    Psychiatric drugs.

    Now a pager with a shock prod installed in the brain.

    Isn't this the kind of stuff Evil Scientists(tm) do to their victims?
  • by Czar the Bizarre ( 841811 ) <[czar] [at] [goth.net]> on Thursday April 27, 2006 @05:58AM (#15210801) Homepage
    Just have to let everyone know, I also met my partner in the 'Psych Ward' of a local hospital.

    It certainly helps when you have someone around who understands why you feel the way you do at times. Although, the reverse is also true if you both forget to take your meds at the same time.... hehe, nasty.

    Anyways, she has just given birth to our first child together (its a girl).

    Hopefully, she wont suffer the same problems as her parents, but if she does... well hopefully we have the understanding to help her overcome some of the issues, or at least support her during the harder times.
  • by Masa ( 74401 ) on Thursday April 27, 2006 @06:37AM (#15210872) Journal
    I've known quite a few people that might be considered "a bit off", but as long as they are not hurting others, where's the harm in treating them as eccentrics or oddballs and just accepting them for how they are? Or does everyone have to "fit in" these days?

    These kind or treatments are not usually designed for curing oddities or eccentric behaviour. Well, not at least at the present time and civilized societies. Not so long time ago things were different. Anyway, these treatments are for helping people with depression, which cannot be handled with therapy or medication. ECT is another choice, and while it seems to be effective (and it actually is, if done properly and using enough medical background studies) but we do need more subtle and more accurate methods for helping these cases.

    Funny that you say "as long as they are not hurting others", well, hopefully these kind of studies are able to save depressed people who are trying to hurt themselves. For my opinion, suicide is not a proper treatment for severe depression.

    Anyway, I can see your point, but I think that no one is trying to create any kind of sunny smily-face happy-happy-joy-joy society. There certainly is a model that is strived towards, but it is used for these seriously depressed people that cannot function properly. And this is only because there has to be some sort of measurement for "normal" so we can tell, when the treatment is going to the right direction (unfortunately, some times patient his/herself cannot be a reliable source for this kind of information).
  • by bigtrike ( 904535 ) on Thursday April 27, 2006 @09:01AM (#15211356)
    Most depressed, schizophrenic, and confused people don't actually enjoy being way. Shouldn't you let *them* decide if that's how they want to be? While some of them may not be hurting others, it's cruel to say that they should not be allowed treatment to make their lives less miserable and painful. It's not about fitting in, it's about giving people an opportunity to live normal lives if they want it.
  • by tomhudson ( 43916 ) <barbara...hudson@@@barbara-hudson...com> on Thursday April 27, 2006 @10:07AM (#15211823) Journal
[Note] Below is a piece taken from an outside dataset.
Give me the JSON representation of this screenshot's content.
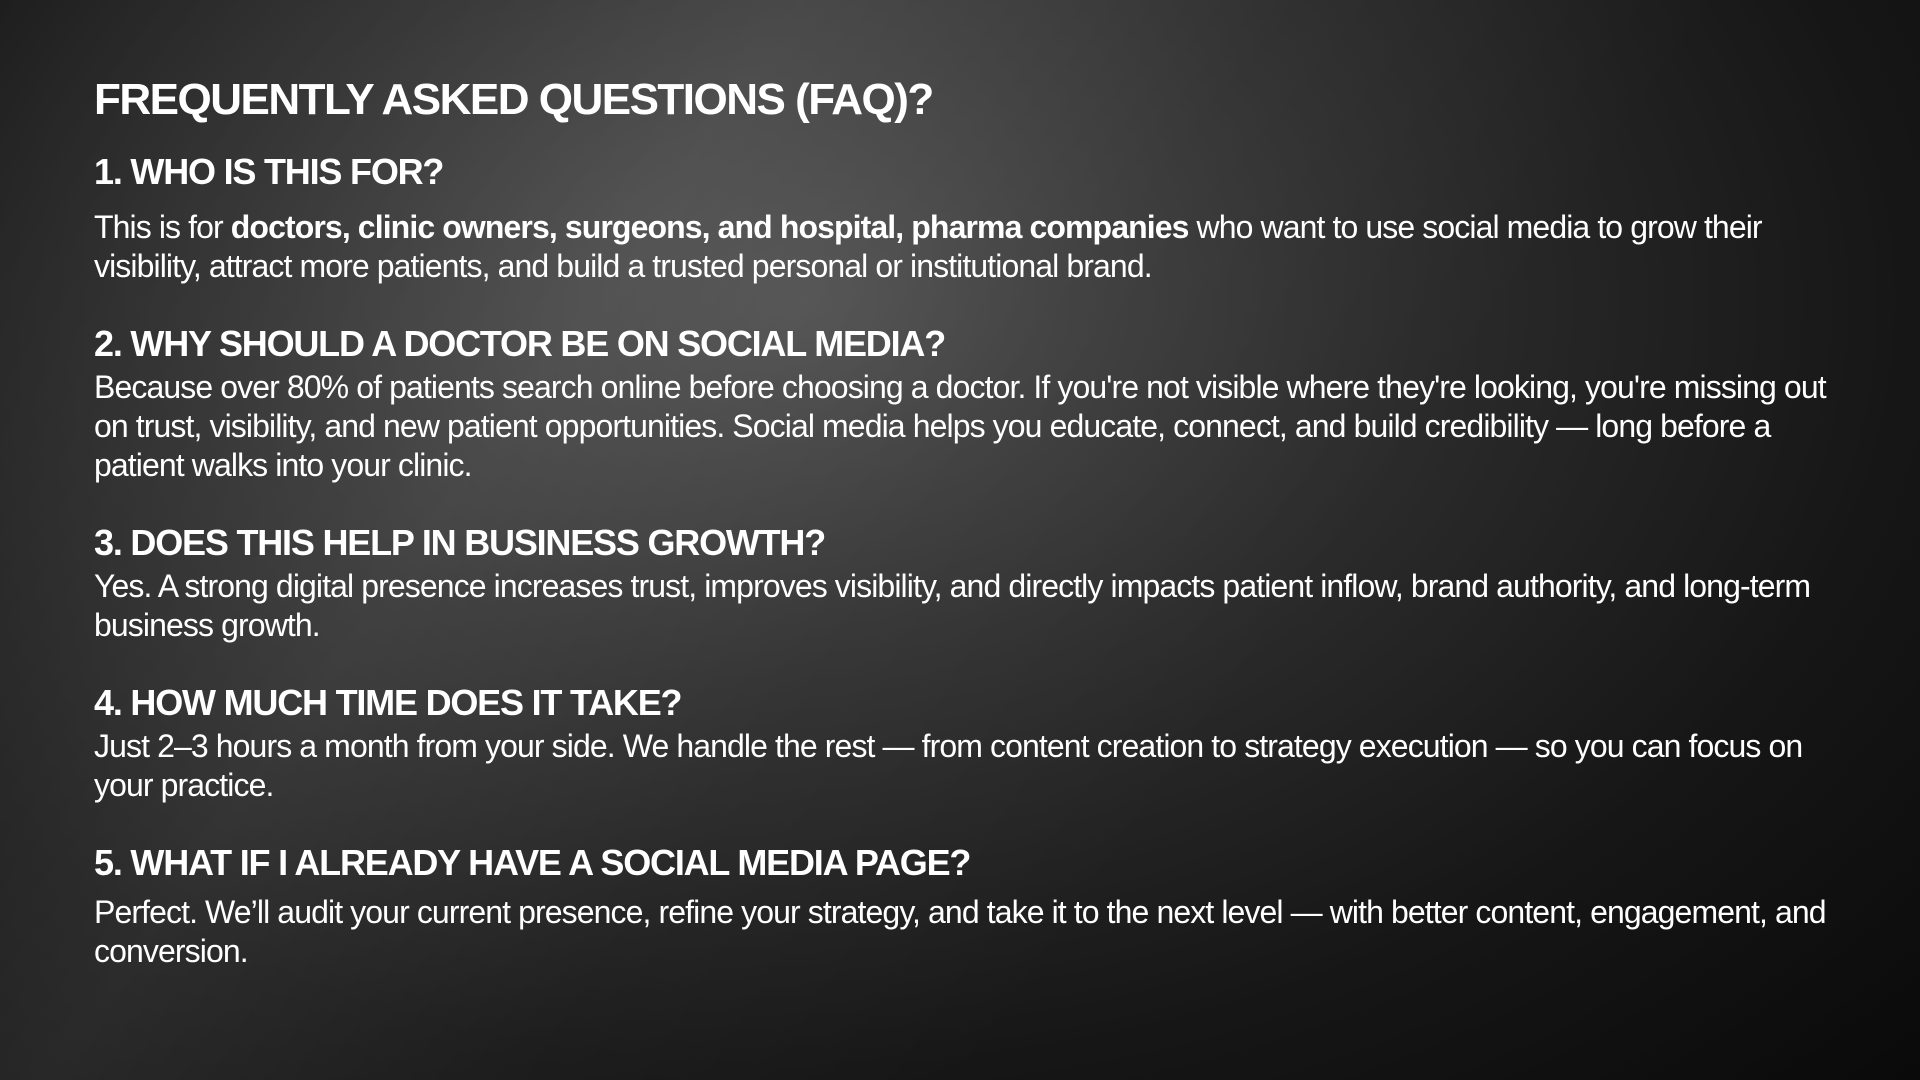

    What, were you born stupid? Take a look at the posting right above yours. Jerk.

    Gee, that's really constructive ...

    Your brain is strongly influenced by the chemical and hormonal bath it sits in. Its also influenced by all the sensory input it gets. The GP poster was pointing this out ... you, on the other hand, could probably benefit from a bout of severe depression - maybe it would give you some empathy for other people.

The other line moves faster.